╔══
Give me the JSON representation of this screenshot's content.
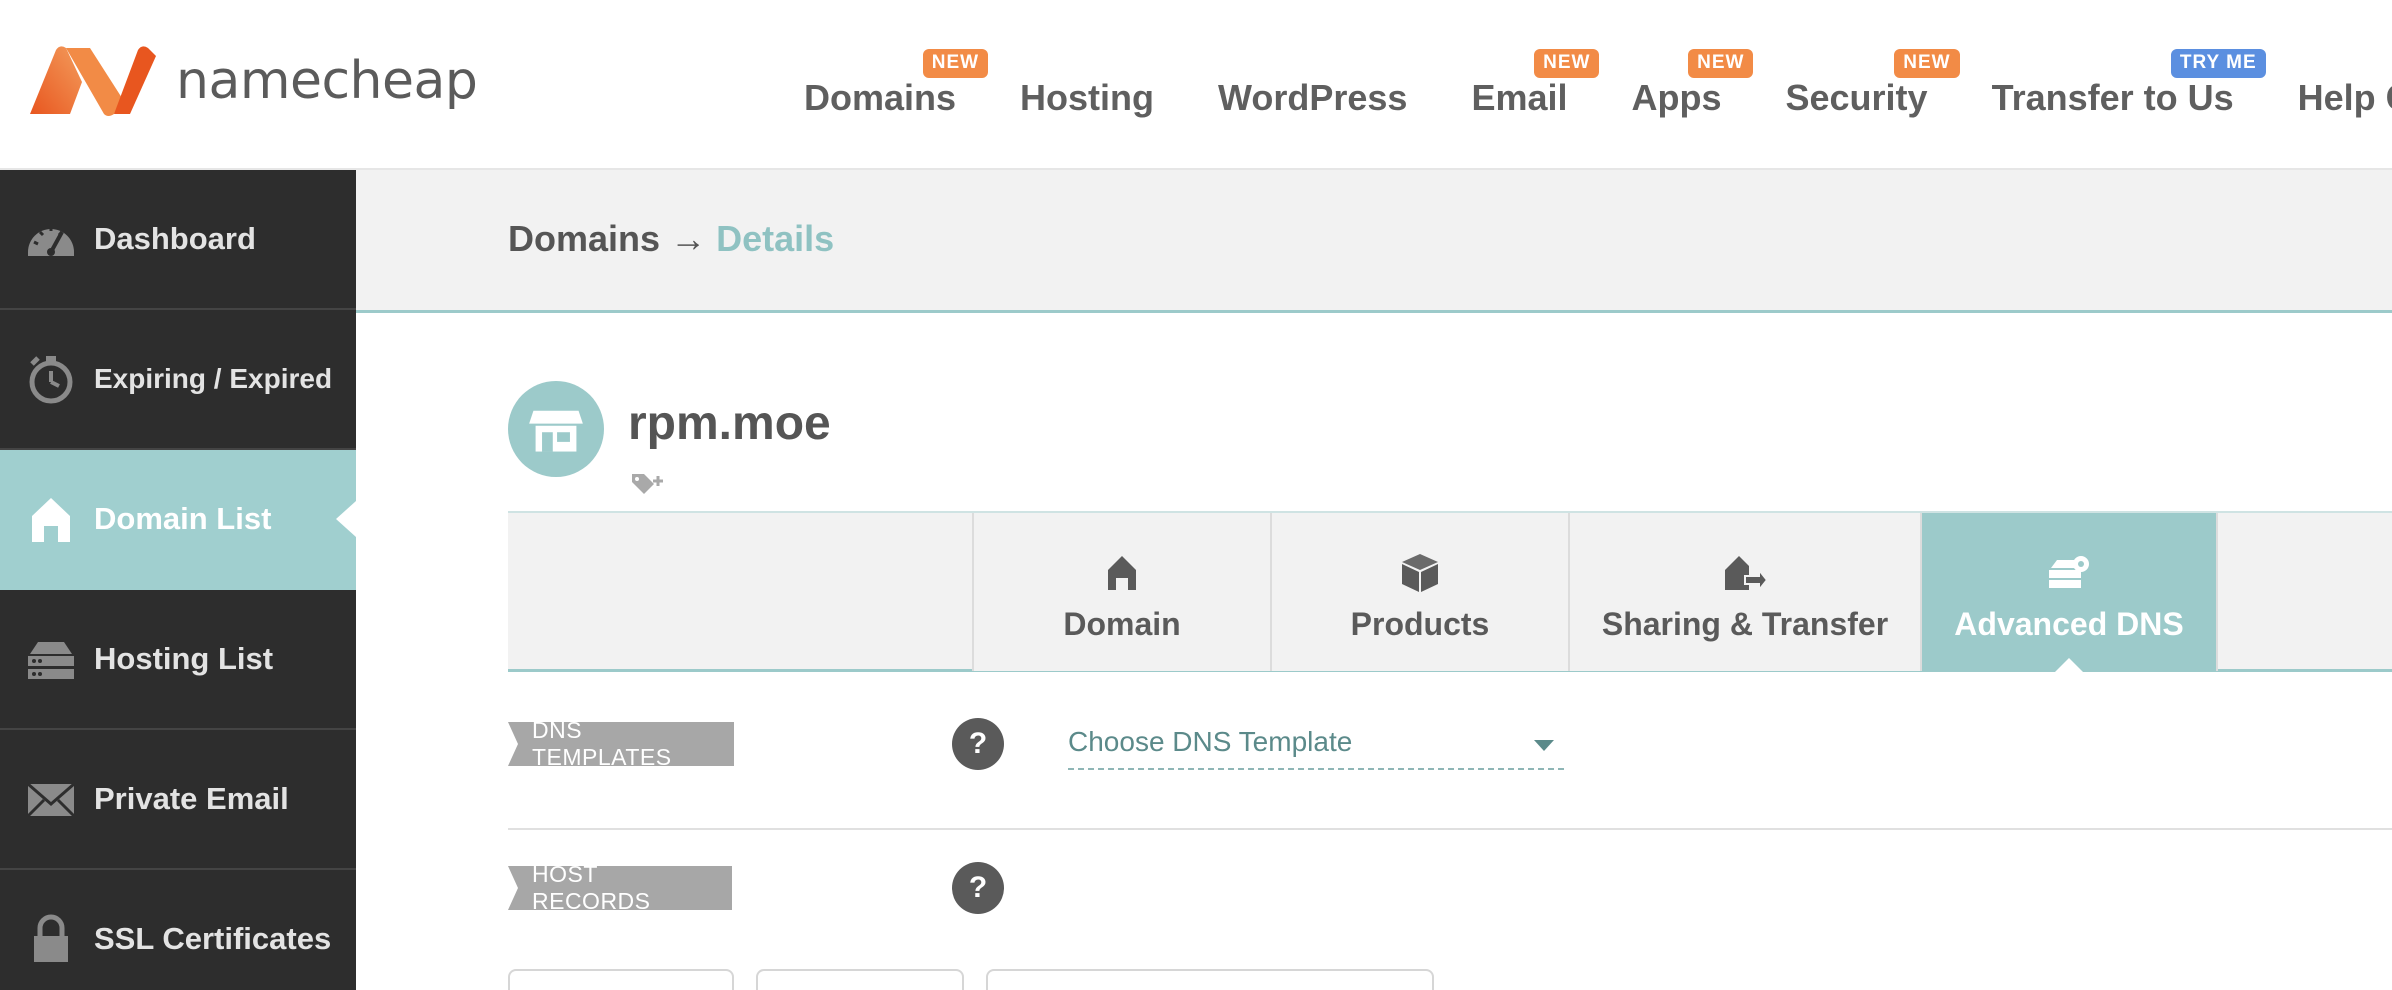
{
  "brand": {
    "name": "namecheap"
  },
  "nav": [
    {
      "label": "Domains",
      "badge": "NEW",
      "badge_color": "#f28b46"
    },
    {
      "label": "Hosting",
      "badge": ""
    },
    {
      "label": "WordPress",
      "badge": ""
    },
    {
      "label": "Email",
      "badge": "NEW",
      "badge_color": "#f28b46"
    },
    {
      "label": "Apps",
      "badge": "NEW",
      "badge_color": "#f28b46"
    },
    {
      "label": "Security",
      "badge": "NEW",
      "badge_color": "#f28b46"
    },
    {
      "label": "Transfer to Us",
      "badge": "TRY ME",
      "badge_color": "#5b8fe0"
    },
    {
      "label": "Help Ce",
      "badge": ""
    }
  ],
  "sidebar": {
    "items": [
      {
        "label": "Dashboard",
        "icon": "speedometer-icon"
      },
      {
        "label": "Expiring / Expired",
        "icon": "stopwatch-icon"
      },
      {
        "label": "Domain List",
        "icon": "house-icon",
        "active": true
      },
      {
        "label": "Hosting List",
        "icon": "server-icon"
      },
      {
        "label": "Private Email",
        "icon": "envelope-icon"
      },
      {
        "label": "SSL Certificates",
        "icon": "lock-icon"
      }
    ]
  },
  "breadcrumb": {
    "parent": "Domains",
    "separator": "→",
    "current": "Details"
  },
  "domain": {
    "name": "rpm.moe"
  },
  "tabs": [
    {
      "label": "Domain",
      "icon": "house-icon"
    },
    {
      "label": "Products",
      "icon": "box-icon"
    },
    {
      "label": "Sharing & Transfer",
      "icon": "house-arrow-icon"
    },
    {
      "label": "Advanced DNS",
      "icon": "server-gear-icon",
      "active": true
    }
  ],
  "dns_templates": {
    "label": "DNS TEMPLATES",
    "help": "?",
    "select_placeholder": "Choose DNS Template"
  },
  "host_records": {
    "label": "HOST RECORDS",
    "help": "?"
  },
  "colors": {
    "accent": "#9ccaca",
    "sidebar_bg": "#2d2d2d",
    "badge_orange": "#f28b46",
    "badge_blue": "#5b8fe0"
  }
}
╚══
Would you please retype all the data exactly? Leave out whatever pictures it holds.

Give me the JSON representation of this screenshot's content.
{
  "brand": {
    "name": "namecheap"
  },
  "nav": [
    {
      "label": "Domains",
      "badge": "NEW",
      "badge_color": "#f28b46"
    },
    {
      "label": "Hosting",
      "badge": ""
    },
    {
      "label": "WordPress",
      "badge": ""
    },
    {
      "label": "Email",
      "badge": "NEW",
      "badge_color": "#f28b46"
    },
    {
      "label": "Apps",
      "badge": "NEW",
      "badge_color": "#f28b46"
    },
    {
      "label": "Security",
      "badge": "NEW",
      "badge_color": "#f28b46"
    },
    {
      "label": "Transfer to Us",
      "badge": "TRY ME",
      "badge_color": "#5b8fe0"
    },
    {
      "label": "Help Ce",
      "badge": ""
    }
  ],
  "sidebar": {
    "items": [
      {
        "label": "Dashboard",
        "icon": "speedometer-icon"
      },
      {
        "label": "Expiring / Expired",
        "icon": "stopwatch-icon"
      },
      {
        "label": "Domain List",
        "icon": "house-icon",
        "active": true
      },
      {
        "label": "Hosting List",
        "icon": "server-icon"
      },
      {
        "label": "Private Email",
        "icon": "envelope-icon"
      },
      {
        "label": "SSL Certificates",
        "icon": "lock-icon"
      }
    ]
  },
  "breadcrumb": {
    "parent": "Domains",
    "separator": "→",
    "current": "Details"
  },
  "domain": {
    "name": "rpm.moe"
  },
  "tabs": [
    {
      "label": "Domain",
      "icon": "house-icon"
    },
    {
      "label": "Products",
      "icon": "box-icon"
    },
    {
      "label": "Sharing & Transfer",
      "icon": "house-arrow-icon"
    },
    {
      "label": "Advanced DNS",
      "icon": "server-gear-icon",
      "active": true
    }
  ],
  "dns_templates": {
    "label": "DNS TEMPLATES",
    "help": "?",
    "select_placeholder": "Choose DNS Template"
  },
  "host_records": {
    "label": "HOST RECORDS",
    "help": "?"
  },
  "colors": {
    "accent": "#9ccaca",
    "sidebar_bg": "#2d2d2d",
    "badge_orange": "#f28b46",
    "badge_blue": "#5b8fe0"
  }
}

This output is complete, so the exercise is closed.